Whole Methylome Sequencing and Tissue Validation
William R. Taylor, John B. Kisiel, Tracy C. Yab, Xiaoming Cao, Patrick Foote, Douglas W.
Mahoney, Navtej Buttar, Thomas C. Smyrk, David A. Ahlquist
Background: DNA methylation studies in esophageal adenocarcinoma (EAC) and squamous
cell carcinoma (ESCC) have primarily focused on known tumor suppressor genes. Such
efforts have yielded important mechanistic insights, but have provided few clinically useful
markers. Massively parallel sequencing technology applied across the methylome affords an
unbiased and comprehensive approach to the identification of discriminant markers for
potential application in cancer screening and diagnosis. Aims: 1) Conduct methylome-wide
discovery to identify EAC and ESCC-specific DNA methylation. 2) Select and validate top
candidate markers suitable for downstream clinical application.
Results: We identified 94 EAC
and 88 ESCC DMRs from over 25 million sequencing reads; 85% had cancer related
ontologies. From these, the top 68 (34 for each subset) were selected for MSP assay and
technical validation. After re-testing, 80% of the candidate markers matched or exceeded
their respective sequencing metrics. Several markers achieved almost perfect discrimination
for EAC. The most discriminant 18 markers were taken to biological validation; 12 achieved
superior AUC, fold change, and control group methylation (Table). Six markers demonstrated
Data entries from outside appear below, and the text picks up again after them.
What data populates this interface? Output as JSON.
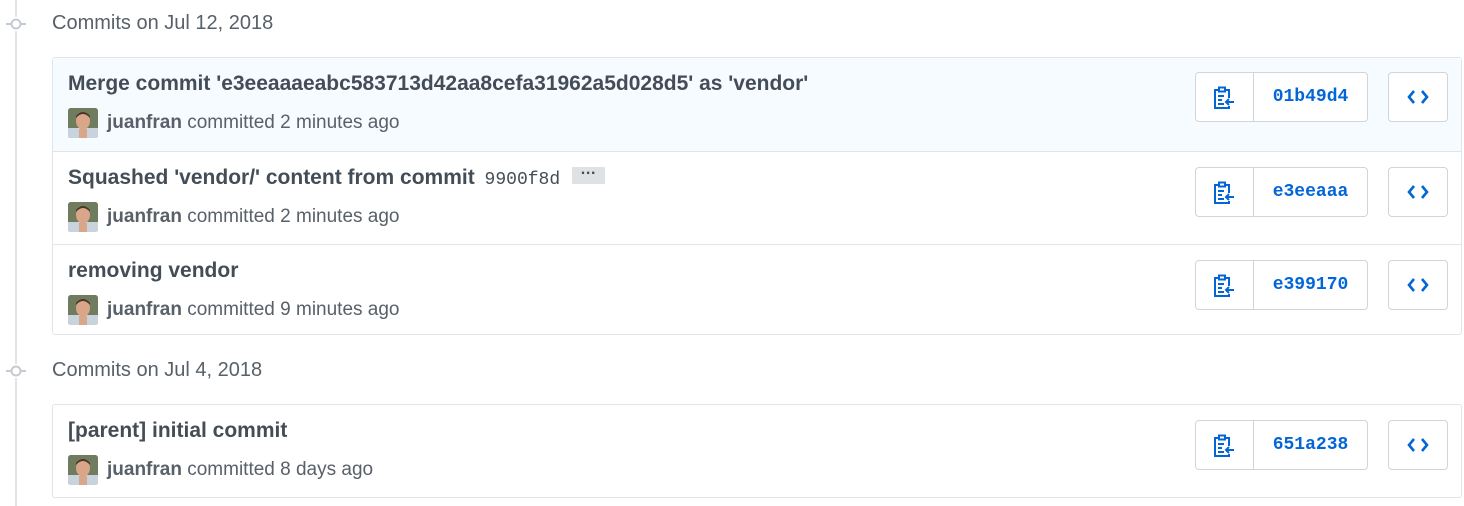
{
  "groups": [
    {
      "title": "Commits on Jul 12, 2018",
      "commits": [
        {
          "title": "Merge commit 'e3eeaaaeabc583713d42aa8cefa31962a5d028d5' as 'vendor'",
          "author": "juanfran",
          "meta": "committed 2 minutes ago",
          "sha": "01b49d4",
          "highlighted": true
        },
        {
          "title": "Squashed 'vendor/' content from commit",
          "inline_sha": "9900f8d",
          "ellipsis": "…",
          "author": "juanfran",
          "meta": "committed 2 minutes ago",
          "sha": "e3eeaaa"
        },
        {
          "title": "removing vendor",
          "author": "juanfran",
          "meta": "committed 9 minutes ago",
          "sha": "e399170"
        }
      ]
    },
    {
      "title": "Commits on Jul 4, 2018",
      "commits": [
        {
          "title": "[parent] initial commit",
          "author": "juanfran",
          "meta": "committed 8 days ago",
          "sha": "651a238"
        }
      ]
    }
  ],
  "icons": {
    "commit_node": "git-commit-icon",
    "copy": "clippy-icon",
    "browse": "code-icon"
  },
  "colors": {
    "link_blue": "#0366d6",
    "highlight_bg": "#f6fbff",
    "border": "#e1e4e8"
  }
}
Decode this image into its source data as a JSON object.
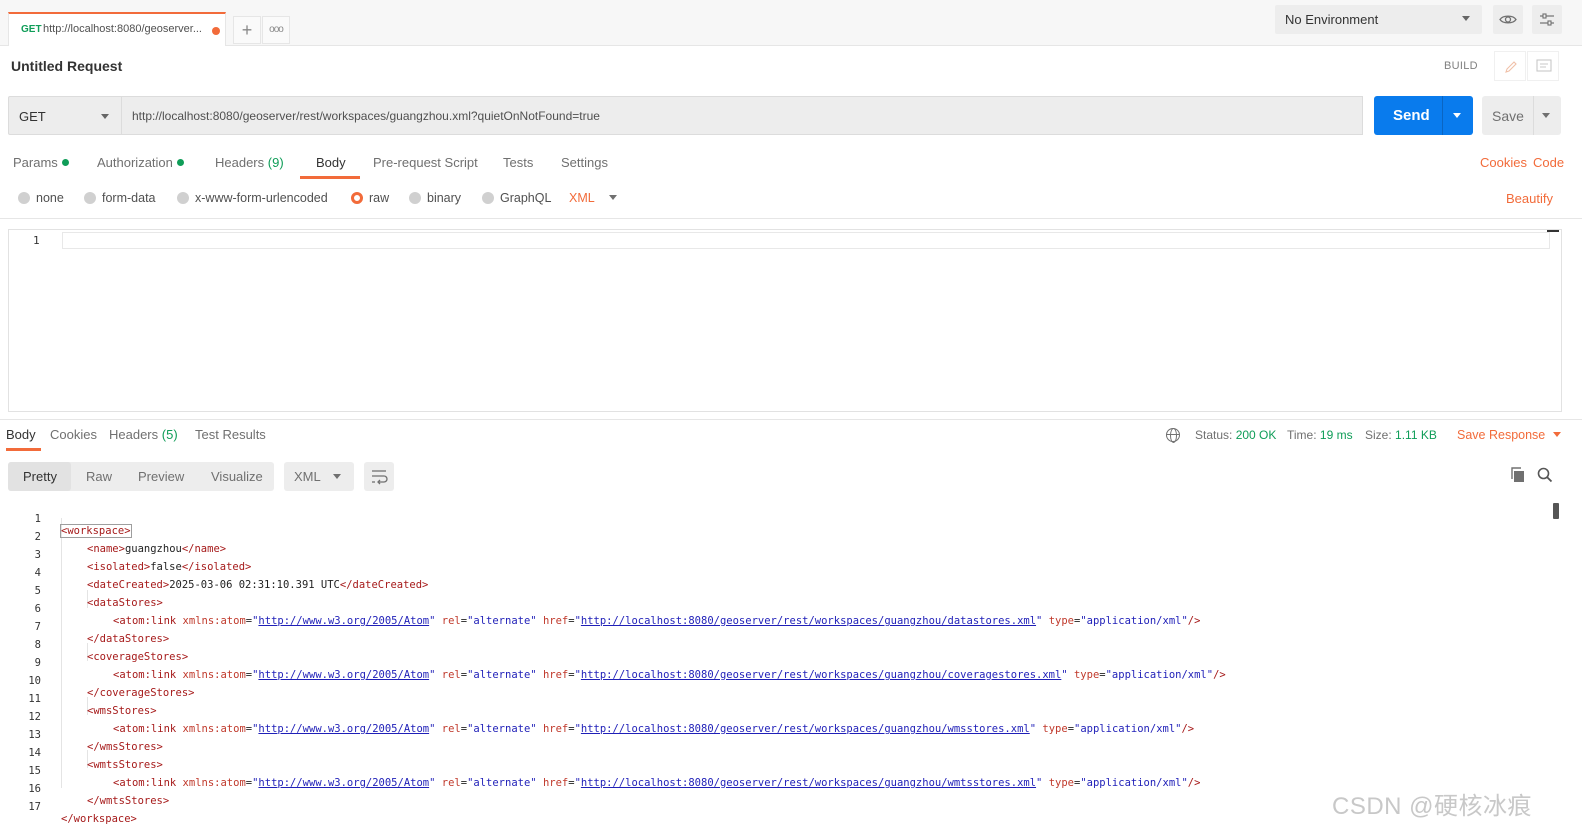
{
  "tabbar": {
    "tab_method": "GET",
    "tab_title": "http://localhost:8080/geoserver...",
    "new_tab_symbol": "+",
    "more_symbol": "ooo",
    "environment": "No Environment",
    "icons": [
      "eye-icon",
      "sliders-icon"
    ]
  },
  "request": {
    "name": "Untitled Request",
    "build_label": "BUILD",
    "method": "GET",
    "url": "http://localhost:8080/geoserver/rest/workspaces/guangzhou.xml?quietOnNotFound=true",
    "send_label": "Send",
    "save_label": "Save"
  },
  "request_tabs": {
    "params": "Params",
    "authorization": "Authorization",
    "headers": "Headers",
    "headers_count": "(9)",
    "body": "Body",
    "prerequest": "Pre-request Script",
    "tests": "Tests",
    "settings": "Settings",
    "cookies": "Cookies",
    "code": "Code"
  },
  "body_types": {
    "none": "none",
    "form_data": "form-data",
    "urlencoded": "x-www-form-urlencoded",
    "raw": "raw",
    "binary": "binary",
    "graphql": "GraphQL",
    "raw_type": "XML",
    "beautify": "Beautify"
  },
  "editor": {
    "line_number": "1"
  },
  "response": {
    "tabs": {
      "body": "Body",
      "cookies": "Cookies",
      "headers": "Headers",
      "headers_count": "(5)",
      "test_results": "Test Results"
    },
    "status_label": "Status:",
    "status_value": "200 OK",
    "time_label": "Time:",
    "time_value": "19 ms",
    "size_label": "Size:",
    "size_value": "1.11 KB",
    "save_response": "Save Response",
    "views": {
      "pretty": "Pretty",
      "raw": "Raw",
      "preview": "Preview",
      "visualize": "Visualize"
    },
    "format": "XML",
    "code": {
      "line_numbers": [
        "1",
        "2",
        "3",
        "4",
        "5",
        "6",
        "7",
        "8",
        "9",
        "10",
        "11",
        "12",
        "13",
        "14",
        "15",
        "16",
        "17"
      ],
      "workspace_open": "<workspace>",
      "name_open": "<name>",
      "name_value": "guangzhou",
      "name_close": "</name>",
      "isolated_open": "<isolated>",
      "isolated_value": "false",
      "isolated_close": "</isolated>",
      "datecreated_open": "<dateCreated>",
      "datecreated_value": "2025-03-06 02:31:10.391 UTC",
      "datecreated_close": "</dateCreated>",
      "datastores_open": "<dataStores>",
      "datastores_close": "</dataStores>",
      "coveragestores_open": "<coverageStores>",
      "coveragestores_close": "</coverageStores>",
      "wmsstores_open": "<wmsStores>",
      "wmsstores_close": "</wmsStores>",
      "wmtsstores_open": "<wmtsStores>",
      "wmtsstores_close": "</wmtsStores>",
      "workspace_close": "</workspace>",
      "link_tag": "<atom:link",
      "xmlns_attr": "xmlns:atom",
      "xmlns_value": "http://www.w3.org/2005/Atom",
      "rel_attr": "rel",
      "rel_value": "\"alternate\"",
      "href_attr": "href",
      "type_attr": "type",
      "type_value": "\"application/xml\"",
      "self_close": "/>",
      "eq": "=",
      "quote": "\"",
      "href_datastores": "http://localhost:8080/geoserver/rest/workspaces/guangzhou/datastores.xml",
      "href_coveragestores": "http://localhost:8080/geoserver/rest/workspaces/guangzhou/coveragestores.xml",
      "href_wmsstores": "http://localhost:8080/geoserver/rest/workspaces/guangzhou/wmsstores.xml",
      "href_wmtsstores": "http://localhost:8080/geoserver/rest/workspaces/guangzhou/wmtsstores.xml"
    }
  },
  "watermark": "CSDN @硬核冰痕",
  "colors": {
    "accent": "#f26b3a",
    "send": "#097bed",
    "success": "#0f9d58"
  }
}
high methylation in both tumor types; the other 6 appeared to target EAC preferentially
over ESCC. One marker in particular, FGF14, highly discriminated EAC from ESCC (Figure)
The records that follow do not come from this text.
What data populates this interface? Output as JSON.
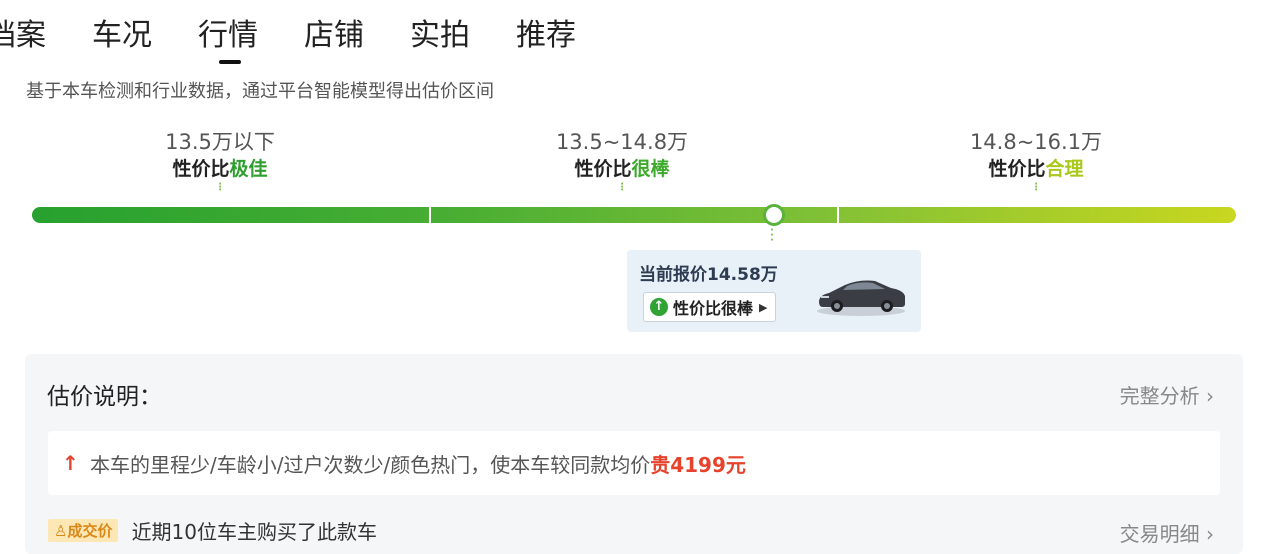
{
  "tabs": [
    {
      "label": "档案"
    },
    {
      "label": "车况"
    },
    {
      "label": "行情"
    },
    {
      "label": "店铺"
    },
    {
      "label": "实拍"
    },
    {
      "label": "推荐"
    }
  ],
  "active_tab": "行情",
  "subtitle": "基于本车检测和行业数据，通过平台智能模型得出估价区间",
  "ranges": [
    {
      "value": "13.5万以下",
      "prefix": "性价比",
      "rating": "极佳",
      "color": "#2f9e2f"
    },
    {
      "value": "13.5~14.8万",
      "prefix": "性价比",
      "rating": "很棒",
      "color": "#3eaa2c"
    },
    {
      "value": "14.8~16.1万",
      "prefix": "性价比",
      "rating": "合理",
      "color": "#a9c81a"
    }
  ],
  "current_price": {
    "title": "当前报价14.58万",
    "badge": "性价比很棒",
    "position_fraction": 0.615
  },
  "explanation": {
    "title": "估价说明：",
    "full_analysis": "完整分析 ›",
    "reason_text": "本车的里程少/车龄小/过户次数少/颜色热门，使本车较同款均价",
    "reason_dir": "贵",
    "reason_amount": "4199元",
    "deal_tag": "成交价",
    "deal_text": "近期10位车主购买了此款车",
    "deal_link": "交易明细 ›"
  },
  "colors": {
    "accent_green": "#2fa334",
    "price_up_red": "#e6422c",
    "card_bg": "#e8f1f8"
  }
}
with an AUC of 0.87. Conclusion: Unbiased methylome-wide sequencing, with appropriate
filtering, yields outstanding candidate markers for detection of esophageal cancer. (next
Agree I'm surprised it's held up so well. After reading the report last night I was expecting a 10%+ drop. Although I think it may drift lower in coming weeks with the normal SVA news vacuum.
The one worthwhile question on the CC was on EV71 and competitors. I believe they said 4 total vaccine makers, one of whom got their inspection notification 2 months prior to SVA but no knowledge of others getting the notification. (I'll have to read the transcript)